◆ **Exercise input**:

════════

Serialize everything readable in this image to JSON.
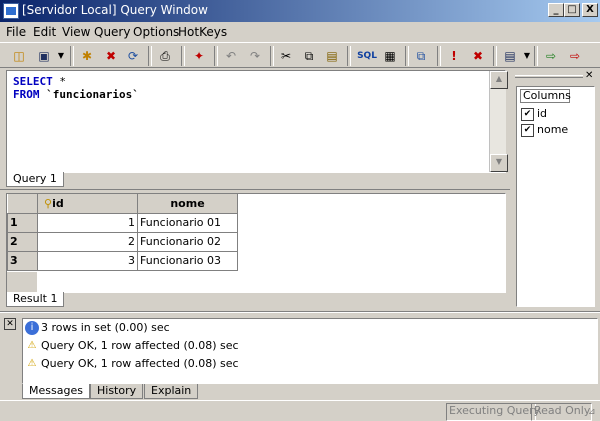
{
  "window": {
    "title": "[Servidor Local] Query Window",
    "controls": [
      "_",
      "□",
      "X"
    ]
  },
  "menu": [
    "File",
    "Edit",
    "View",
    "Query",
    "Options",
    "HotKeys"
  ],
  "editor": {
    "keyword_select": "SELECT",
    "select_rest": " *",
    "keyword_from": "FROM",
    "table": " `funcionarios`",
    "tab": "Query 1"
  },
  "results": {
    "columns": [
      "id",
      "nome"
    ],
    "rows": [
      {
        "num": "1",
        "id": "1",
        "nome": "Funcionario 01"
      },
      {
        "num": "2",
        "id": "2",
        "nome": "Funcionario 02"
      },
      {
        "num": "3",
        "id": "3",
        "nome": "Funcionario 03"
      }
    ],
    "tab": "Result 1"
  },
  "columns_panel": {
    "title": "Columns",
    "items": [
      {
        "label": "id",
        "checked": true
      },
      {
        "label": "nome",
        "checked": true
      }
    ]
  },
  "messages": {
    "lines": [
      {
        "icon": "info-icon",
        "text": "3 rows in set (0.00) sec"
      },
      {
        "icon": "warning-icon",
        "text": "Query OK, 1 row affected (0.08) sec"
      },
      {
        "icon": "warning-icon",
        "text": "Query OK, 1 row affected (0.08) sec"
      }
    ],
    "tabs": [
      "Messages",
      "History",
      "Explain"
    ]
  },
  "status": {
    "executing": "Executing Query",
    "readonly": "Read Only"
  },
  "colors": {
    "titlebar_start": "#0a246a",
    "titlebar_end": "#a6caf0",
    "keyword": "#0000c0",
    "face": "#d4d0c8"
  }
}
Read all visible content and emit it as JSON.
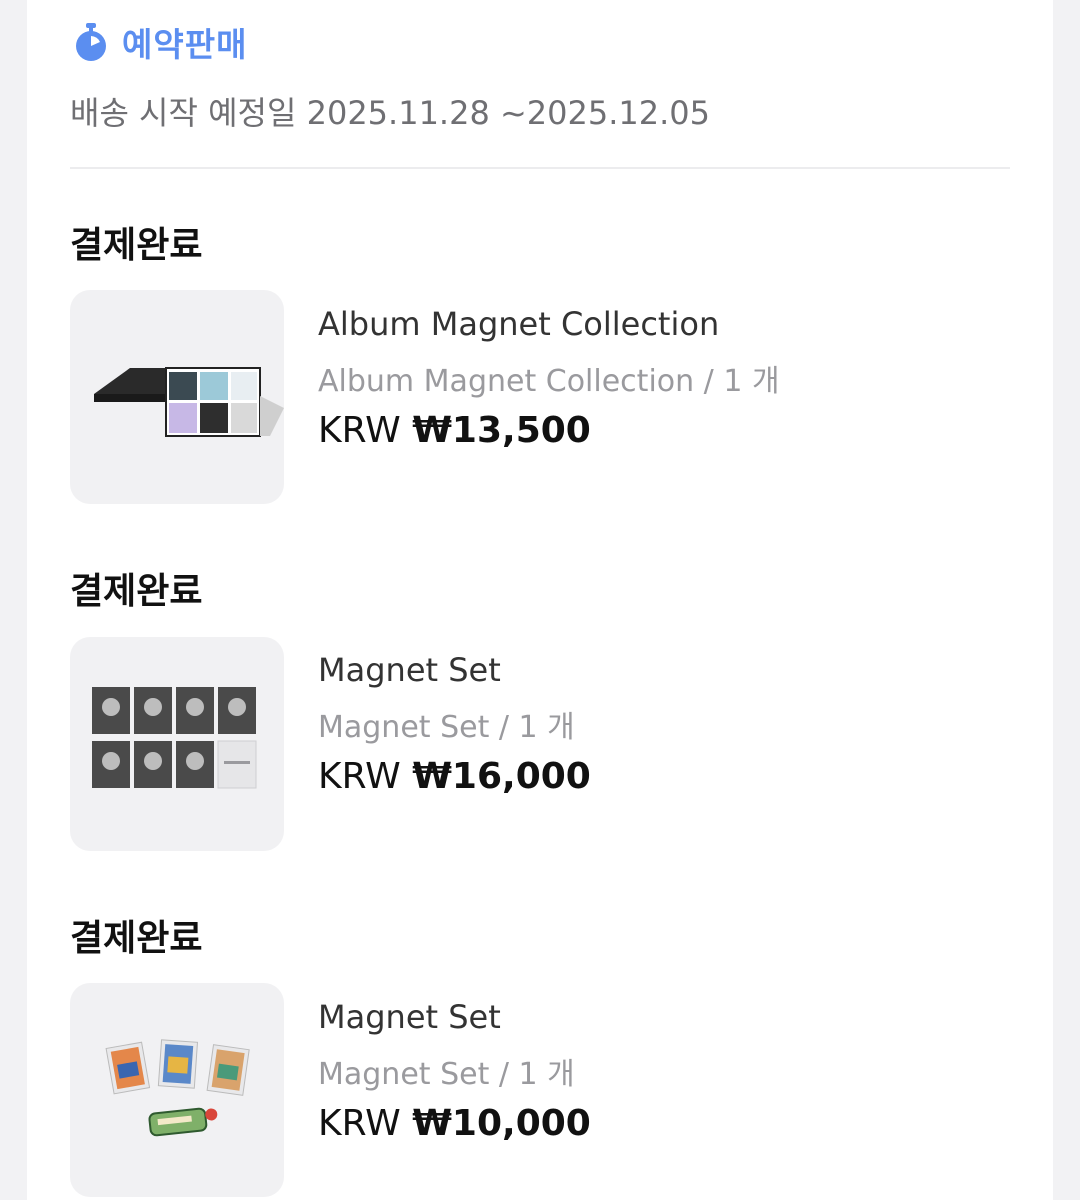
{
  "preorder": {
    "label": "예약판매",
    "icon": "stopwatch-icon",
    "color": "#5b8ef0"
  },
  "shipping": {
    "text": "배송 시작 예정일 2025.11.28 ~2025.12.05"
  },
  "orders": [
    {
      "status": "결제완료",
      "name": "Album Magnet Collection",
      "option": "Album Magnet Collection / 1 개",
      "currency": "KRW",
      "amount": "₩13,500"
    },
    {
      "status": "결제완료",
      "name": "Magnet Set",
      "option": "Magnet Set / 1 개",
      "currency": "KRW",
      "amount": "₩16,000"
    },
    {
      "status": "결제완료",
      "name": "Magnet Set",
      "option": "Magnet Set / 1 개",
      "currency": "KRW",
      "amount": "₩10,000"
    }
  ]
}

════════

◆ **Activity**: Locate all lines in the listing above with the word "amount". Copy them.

◆ **Reply**:
      "amount": "₩13,500"
      "amount": "₩16,000"
      "amount": "₩10,000"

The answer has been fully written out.